In a nod, intentional or not, to the holiday spirit of atonement, the Anti-Defamation League announced just before Rosh Hashana that it has formed a task force, together with Christian and Muslim groups, to support Muslim congregations facing hostility around the country, particularly in connection with building mosques.
The September 7 announcement came five weeks after the ADL drew a storm of criticism for coming out against the building of an Islamic community center and mosque near Ground Zero in Lower Manhattan. The New York Times reported the ADL statement under a two-column headline at the top of its July 30 front page. Within days ADL had Joe Klein calling in Time magazine for Abe Foxman to be fired and a host of other pundits — in American Prospect, Vanity Fair, Salon and elsewhere — accusing Foxman and the league of betraying their anti-bigotry legacy by enabling bigotry.
Whether or not the ADL’s new Islam defense coalition is a reply to its critics or simply business as usual is hard to tell. What’s clear is that the criticisms stung. Foxman wrote a heated reply to his critics August 2 in the Huffington Post, calling the attacks “extremely painful” and reciting a list of ADL efforts against Islamophobia since 2001.
Since then the ADL has noticeably kicked up its anti-Islamophobia profile. Of course, that might simply reflect the fact that Islamophobia has been running wild in the streets. Either way, it’s on a tear. Key examples:
On August 26 the league issued a statement praising the NYPD for giving hate-crime status to the stabbing of a Muslim cabdriver, and it cited “elevated anti-Muslim sentiment” surrounding the Ground Zero debate as background to the crime. The same day it published a report on the Islamophobic record of anti-mosque firebrand Pamela Geller. The next day, August 27, Foxman had another Huffington Post piece, this time a wide-ranging attack on the current wave of Muslim-bashing. He cited several recent mosque bombings and called out the Rev. Franklin Graham, Billy’s kid, as a leading inciter.
On Rosh Hashana eve, the day after announcing the Interfaith Coalition on Mosques, ADL issued a statement condemning “anti-Muslim actions and rallies” set for September 11. It singled out the then-pending Koran burning in Florida, calling it “outrageous and horrific,” as well as a planned rally near Ground Zero by Pamela Geller and Dutch Islamophobe Geert Wilders, which it called “un-American.” Along the way it issued strong statements condemning Hamas for the killing of four Israelis near Hebron and demanding an apology from Time magazine for the “insidious subtext” of a cover story on Israelis and the peace process.

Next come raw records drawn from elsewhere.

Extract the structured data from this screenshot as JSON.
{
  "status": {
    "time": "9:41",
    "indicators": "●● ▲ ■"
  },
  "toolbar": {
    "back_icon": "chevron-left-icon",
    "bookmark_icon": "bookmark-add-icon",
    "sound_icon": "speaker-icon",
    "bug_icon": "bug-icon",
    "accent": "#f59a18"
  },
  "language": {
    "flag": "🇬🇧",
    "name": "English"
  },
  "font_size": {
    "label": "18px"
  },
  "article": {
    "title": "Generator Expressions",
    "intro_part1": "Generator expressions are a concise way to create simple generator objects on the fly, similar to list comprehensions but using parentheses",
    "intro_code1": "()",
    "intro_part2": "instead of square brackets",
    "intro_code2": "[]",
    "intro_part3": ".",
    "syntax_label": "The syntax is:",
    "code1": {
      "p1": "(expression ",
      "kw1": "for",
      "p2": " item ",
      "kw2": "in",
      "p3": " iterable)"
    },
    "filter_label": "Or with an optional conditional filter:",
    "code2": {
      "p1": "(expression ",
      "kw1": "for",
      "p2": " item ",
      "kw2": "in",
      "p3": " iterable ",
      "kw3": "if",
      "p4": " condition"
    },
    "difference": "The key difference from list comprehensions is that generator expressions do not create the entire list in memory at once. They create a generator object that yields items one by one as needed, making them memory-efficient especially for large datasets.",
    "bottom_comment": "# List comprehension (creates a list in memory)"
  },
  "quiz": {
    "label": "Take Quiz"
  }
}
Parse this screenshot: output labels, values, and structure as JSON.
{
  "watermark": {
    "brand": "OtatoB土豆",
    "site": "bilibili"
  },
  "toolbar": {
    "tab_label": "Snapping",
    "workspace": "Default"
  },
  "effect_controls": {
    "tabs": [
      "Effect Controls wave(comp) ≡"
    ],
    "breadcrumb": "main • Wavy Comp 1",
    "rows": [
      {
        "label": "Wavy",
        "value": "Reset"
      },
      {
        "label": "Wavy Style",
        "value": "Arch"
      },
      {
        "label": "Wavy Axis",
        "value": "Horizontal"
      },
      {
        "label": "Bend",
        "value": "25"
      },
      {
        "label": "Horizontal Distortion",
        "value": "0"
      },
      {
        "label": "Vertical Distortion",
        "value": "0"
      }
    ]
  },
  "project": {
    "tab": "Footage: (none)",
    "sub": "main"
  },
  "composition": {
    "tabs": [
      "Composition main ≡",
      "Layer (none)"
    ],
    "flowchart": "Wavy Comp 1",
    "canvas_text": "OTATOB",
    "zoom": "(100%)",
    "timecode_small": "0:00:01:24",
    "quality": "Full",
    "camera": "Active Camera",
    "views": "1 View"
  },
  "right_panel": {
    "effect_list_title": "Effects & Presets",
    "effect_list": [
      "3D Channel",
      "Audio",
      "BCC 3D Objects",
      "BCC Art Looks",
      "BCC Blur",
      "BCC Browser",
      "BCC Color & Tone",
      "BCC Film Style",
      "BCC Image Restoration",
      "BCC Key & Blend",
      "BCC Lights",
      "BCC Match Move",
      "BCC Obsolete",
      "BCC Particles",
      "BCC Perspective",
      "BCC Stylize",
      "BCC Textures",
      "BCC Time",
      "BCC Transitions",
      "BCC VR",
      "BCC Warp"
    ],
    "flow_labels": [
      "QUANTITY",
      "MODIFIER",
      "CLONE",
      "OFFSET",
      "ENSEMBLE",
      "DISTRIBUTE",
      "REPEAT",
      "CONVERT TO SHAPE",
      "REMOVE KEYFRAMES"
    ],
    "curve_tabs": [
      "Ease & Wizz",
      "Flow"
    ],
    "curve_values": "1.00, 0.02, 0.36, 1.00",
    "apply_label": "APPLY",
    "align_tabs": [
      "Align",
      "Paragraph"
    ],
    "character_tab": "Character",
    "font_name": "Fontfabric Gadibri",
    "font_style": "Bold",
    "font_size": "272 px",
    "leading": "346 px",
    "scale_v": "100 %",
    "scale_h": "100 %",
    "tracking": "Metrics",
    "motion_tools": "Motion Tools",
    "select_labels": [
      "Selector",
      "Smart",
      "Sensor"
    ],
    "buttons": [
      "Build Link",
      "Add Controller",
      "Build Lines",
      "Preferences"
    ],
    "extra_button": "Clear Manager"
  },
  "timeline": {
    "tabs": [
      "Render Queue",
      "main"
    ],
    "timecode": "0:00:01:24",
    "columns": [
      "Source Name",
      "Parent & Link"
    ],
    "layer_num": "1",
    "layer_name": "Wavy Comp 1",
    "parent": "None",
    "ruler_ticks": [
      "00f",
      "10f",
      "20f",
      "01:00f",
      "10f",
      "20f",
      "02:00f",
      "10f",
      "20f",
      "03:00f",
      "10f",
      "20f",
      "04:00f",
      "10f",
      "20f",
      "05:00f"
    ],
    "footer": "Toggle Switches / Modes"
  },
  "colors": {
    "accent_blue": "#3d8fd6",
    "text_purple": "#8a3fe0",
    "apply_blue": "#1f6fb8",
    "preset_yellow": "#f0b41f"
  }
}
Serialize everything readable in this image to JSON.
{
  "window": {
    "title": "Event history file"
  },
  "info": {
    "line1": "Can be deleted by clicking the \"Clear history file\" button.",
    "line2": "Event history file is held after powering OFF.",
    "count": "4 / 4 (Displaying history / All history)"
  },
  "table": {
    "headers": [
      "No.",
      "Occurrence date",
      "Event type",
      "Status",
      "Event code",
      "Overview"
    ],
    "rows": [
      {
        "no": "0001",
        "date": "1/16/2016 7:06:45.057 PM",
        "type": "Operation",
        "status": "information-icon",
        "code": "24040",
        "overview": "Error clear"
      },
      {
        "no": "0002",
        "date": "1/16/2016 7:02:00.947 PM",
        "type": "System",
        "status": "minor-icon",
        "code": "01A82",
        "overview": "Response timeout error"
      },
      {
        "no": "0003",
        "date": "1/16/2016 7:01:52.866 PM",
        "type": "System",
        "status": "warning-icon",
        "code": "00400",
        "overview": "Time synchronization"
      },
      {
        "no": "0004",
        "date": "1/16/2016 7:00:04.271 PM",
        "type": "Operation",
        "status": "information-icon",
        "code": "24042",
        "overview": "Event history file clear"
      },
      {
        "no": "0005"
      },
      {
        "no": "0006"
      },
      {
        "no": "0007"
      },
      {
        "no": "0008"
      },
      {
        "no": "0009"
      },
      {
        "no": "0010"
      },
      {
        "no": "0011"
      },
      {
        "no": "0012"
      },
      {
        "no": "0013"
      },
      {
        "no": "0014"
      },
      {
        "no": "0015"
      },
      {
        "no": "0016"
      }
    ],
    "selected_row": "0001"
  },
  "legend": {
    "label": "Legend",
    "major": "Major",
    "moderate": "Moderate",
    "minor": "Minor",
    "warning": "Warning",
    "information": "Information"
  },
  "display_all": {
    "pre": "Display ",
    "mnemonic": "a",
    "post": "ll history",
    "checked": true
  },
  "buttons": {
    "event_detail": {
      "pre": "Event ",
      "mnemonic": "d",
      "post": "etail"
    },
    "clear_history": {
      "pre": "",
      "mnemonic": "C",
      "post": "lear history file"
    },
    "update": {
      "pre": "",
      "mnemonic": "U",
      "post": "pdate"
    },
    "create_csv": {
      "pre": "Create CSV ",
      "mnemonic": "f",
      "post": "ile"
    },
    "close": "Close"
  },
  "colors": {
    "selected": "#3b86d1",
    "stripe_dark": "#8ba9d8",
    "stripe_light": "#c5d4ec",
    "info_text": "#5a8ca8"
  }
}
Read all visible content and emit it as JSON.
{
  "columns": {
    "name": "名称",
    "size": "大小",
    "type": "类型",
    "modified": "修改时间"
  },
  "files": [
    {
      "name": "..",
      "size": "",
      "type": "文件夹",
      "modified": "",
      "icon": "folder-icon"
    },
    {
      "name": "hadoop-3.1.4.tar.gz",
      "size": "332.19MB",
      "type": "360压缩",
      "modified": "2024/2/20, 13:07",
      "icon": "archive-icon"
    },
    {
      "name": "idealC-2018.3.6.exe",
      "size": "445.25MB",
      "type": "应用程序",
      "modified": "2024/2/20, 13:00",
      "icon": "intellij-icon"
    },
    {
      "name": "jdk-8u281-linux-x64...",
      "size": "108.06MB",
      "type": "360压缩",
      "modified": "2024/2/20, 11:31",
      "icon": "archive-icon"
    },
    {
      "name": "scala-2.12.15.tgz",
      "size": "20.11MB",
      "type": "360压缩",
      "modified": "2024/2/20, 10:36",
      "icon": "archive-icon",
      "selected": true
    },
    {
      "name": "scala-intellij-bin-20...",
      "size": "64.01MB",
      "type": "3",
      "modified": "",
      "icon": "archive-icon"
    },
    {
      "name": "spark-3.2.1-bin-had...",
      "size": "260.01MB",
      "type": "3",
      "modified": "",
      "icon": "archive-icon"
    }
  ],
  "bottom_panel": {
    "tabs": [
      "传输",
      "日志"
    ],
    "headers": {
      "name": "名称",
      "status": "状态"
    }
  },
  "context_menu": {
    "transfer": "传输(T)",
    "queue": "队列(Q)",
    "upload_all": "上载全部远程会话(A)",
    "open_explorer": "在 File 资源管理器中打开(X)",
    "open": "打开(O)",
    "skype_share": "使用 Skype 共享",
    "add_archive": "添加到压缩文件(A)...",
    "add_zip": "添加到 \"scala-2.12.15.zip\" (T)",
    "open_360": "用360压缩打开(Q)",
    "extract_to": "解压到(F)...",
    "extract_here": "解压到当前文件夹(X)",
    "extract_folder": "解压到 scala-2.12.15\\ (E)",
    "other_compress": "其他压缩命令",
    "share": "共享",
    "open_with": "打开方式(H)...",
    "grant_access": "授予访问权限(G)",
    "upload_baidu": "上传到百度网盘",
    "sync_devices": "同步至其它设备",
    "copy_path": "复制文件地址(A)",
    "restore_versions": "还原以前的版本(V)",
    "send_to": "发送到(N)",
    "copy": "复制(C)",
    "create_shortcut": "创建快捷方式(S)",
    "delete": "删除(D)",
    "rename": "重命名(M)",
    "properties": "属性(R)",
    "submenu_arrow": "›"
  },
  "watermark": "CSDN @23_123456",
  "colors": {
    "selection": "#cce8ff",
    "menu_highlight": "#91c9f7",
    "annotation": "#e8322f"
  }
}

It also criticized Rabbi Ovadia Yosef, the former Israeli Sephardic chief rabbi and spiritual leader of the Shas party, for his “offensive and incendiary” homily calling for the Palestinians and their leaders to “perish.”
Lest we forget, the American Jewish Committee has also been active during these closing weeks of summer. Like ADL, it attacked Hamas for the Kiryat Arba murders, slammed Time magazine for its “malicious myth about Israel and peace” and praised the hate-crimes indictment of the alleged New York cabbie-killer.
And sort of like the ADL, the committee issued a condemnation of “provocative” actions planned for September 11. AJC’s formula was slightly different, though: Instead of pairing two anti-Muslim provocations in a condemnation of Islamophobia, it twinned the planned Koran burning with a planned 9/11 Ground Zero march against Islamophobia, for a general condemnation of, well, bad stuff. Coincidentally, the march AJC disliked resembled the one ADL disliked in one curious way: They both featured a duo of American agitator and European lawmaker — in AJC’s case, Israel-bashing former lawmakers Cynthia McKinney of Georgia and George Galloway of London.
The committee came back with an unambiguous condemnation of Islamophobia on September 11 itself, in the form of a Miami Herald op-ed article by AJC’s associate director of interreligious affairs, Rabbi Noam Marans.
So far there’s been no mention on the AJC website of Ovadia Yosef’s sermon.
Jonathan Jeremy “J.J.” Goldberg is editor-at-large of the Forward, where he served as editor in chief for seven years (2000-2007).